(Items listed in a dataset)
---
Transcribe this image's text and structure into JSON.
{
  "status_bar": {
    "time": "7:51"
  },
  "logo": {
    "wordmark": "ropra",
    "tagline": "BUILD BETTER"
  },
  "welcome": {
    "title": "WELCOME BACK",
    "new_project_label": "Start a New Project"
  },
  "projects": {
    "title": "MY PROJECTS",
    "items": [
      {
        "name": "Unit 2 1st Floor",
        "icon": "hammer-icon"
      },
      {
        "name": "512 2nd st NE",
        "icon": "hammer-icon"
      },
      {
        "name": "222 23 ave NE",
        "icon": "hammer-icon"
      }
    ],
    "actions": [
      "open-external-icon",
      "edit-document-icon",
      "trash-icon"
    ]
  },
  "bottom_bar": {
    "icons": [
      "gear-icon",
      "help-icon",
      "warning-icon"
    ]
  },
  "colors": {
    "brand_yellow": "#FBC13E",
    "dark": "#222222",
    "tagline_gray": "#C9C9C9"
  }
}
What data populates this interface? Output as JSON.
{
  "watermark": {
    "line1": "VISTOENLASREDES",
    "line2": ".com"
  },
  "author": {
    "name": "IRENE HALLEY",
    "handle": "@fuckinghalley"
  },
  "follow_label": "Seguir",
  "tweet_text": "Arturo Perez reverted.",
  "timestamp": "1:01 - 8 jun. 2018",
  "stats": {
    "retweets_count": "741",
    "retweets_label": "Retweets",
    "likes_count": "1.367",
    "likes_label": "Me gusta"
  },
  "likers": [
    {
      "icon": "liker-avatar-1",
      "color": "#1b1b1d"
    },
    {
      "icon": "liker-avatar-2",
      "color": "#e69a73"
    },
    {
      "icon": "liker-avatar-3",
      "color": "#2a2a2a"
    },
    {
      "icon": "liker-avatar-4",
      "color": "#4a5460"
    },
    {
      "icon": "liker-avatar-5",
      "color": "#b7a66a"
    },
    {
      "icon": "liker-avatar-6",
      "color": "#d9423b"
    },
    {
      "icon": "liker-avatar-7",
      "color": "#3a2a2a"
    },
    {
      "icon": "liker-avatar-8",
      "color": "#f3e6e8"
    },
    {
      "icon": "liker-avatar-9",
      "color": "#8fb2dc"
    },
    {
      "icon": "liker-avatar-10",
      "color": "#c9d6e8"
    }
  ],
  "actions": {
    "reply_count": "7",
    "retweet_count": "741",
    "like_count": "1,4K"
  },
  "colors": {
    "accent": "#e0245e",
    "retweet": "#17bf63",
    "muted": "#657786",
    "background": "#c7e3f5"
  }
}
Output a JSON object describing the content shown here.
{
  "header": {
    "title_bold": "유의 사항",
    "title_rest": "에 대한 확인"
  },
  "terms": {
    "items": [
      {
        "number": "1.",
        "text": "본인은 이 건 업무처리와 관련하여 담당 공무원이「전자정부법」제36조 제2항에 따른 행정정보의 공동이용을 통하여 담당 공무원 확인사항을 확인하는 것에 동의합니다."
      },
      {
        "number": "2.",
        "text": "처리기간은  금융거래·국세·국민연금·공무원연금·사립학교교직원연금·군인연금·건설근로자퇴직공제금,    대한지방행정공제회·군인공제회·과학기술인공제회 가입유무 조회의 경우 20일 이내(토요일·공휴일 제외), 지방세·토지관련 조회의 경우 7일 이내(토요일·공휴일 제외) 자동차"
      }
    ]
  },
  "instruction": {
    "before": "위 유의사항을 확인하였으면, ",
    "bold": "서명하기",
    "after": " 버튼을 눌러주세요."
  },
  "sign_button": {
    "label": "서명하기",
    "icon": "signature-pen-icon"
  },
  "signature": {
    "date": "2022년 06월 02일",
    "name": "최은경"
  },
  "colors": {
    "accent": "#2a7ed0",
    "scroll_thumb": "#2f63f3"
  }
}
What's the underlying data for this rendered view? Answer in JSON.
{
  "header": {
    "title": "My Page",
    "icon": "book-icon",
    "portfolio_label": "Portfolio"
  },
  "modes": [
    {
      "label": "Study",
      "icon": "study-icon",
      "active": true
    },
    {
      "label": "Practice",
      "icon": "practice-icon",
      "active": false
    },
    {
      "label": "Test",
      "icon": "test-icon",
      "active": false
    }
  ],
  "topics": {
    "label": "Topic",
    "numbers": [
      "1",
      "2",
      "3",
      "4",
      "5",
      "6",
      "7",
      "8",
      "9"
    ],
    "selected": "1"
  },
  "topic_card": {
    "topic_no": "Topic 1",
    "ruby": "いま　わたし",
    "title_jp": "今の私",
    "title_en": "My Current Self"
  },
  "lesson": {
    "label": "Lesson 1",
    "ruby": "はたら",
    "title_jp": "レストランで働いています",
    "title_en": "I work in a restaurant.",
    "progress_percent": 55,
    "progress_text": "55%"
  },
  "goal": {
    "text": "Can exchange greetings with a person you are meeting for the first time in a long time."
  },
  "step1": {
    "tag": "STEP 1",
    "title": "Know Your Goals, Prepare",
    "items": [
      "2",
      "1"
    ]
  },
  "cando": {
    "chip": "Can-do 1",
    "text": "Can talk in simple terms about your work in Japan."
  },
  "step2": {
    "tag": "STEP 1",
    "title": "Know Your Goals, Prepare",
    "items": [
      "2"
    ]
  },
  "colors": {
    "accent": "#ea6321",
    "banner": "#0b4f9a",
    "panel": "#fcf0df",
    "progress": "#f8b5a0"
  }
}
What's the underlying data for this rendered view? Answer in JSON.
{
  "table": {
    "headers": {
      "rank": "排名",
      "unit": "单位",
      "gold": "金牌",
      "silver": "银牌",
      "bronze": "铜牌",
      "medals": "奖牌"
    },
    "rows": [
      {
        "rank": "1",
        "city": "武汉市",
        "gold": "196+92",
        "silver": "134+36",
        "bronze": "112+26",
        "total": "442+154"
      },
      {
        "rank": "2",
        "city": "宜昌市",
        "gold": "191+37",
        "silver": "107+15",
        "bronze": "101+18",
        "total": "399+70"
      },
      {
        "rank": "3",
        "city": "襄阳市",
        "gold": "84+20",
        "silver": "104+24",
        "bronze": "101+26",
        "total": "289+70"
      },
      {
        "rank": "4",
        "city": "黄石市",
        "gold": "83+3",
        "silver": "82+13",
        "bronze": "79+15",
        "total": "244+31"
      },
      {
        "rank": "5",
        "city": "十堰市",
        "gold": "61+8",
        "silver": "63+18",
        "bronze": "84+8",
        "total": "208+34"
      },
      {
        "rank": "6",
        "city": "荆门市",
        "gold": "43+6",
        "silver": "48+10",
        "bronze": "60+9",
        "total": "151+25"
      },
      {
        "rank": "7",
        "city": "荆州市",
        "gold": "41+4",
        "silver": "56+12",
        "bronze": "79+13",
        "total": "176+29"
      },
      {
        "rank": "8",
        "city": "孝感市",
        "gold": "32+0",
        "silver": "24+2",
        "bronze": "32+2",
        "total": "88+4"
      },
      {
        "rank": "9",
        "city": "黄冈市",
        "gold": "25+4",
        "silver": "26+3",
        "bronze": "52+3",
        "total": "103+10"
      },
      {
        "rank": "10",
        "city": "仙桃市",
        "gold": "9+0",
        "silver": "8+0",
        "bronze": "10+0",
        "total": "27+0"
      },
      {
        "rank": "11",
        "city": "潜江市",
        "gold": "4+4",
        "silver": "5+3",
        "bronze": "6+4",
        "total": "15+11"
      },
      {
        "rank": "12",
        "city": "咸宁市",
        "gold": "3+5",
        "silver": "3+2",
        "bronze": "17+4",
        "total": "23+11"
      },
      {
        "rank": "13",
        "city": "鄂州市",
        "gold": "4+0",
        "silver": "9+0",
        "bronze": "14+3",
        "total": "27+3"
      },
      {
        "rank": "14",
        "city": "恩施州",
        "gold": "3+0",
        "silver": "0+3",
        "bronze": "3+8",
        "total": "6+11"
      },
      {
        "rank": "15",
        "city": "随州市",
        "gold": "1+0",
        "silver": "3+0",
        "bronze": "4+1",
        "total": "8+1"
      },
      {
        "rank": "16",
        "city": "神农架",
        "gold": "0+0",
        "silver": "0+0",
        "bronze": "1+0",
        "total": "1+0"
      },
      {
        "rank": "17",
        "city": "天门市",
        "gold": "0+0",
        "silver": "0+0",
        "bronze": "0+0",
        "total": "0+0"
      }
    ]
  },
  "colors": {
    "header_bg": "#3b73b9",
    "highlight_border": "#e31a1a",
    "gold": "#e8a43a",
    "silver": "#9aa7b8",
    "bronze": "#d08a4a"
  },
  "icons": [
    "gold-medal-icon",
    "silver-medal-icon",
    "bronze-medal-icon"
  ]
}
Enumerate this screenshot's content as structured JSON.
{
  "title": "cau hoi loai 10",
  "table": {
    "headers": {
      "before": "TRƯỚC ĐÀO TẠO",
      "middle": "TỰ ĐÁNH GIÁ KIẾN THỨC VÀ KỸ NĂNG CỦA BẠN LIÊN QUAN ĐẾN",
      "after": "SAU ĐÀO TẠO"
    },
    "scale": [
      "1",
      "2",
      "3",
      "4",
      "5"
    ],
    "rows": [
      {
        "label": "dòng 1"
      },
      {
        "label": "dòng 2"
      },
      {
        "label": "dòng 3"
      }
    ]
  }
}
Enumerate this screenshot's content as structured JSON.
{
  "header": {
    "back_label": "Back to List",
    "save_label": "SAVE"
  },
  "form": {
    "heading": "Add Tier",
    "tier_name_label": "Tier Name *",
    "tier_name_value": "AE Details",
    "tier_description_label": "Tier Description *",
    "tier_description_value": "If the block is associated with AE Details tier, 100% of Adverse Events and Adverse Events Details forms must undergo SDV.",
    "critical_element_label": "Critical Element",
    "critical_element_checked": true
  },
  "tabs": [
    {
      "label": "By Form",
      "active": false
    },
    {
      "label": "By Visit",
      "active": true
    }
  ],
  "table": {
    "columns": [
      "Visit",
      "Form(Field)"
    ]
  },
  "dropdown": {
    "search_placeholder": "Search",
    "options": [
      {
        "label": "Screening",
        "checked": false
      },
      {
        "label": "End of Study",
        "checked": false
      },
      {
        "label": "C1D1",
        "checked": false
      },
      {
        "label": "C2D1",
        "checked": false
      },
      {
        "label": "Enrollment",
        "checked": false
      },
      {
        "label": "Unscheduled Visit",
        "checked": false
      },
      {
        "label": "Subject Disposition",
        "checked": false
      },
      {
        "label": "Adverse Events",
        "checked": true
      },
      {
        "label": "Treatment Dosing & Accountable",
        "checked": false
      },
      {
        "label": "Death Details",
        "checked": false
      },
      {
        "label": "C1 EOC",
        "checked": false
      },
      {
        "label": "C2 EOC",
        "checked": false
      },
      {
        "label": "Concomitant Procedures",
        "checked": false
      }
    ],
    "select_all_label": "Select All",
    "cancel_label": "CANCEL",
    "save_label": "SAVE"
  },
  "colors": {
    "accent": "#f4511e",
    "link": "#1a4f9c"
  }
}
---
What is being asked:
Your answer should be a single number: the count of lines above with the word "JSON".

Response to this exercise:
7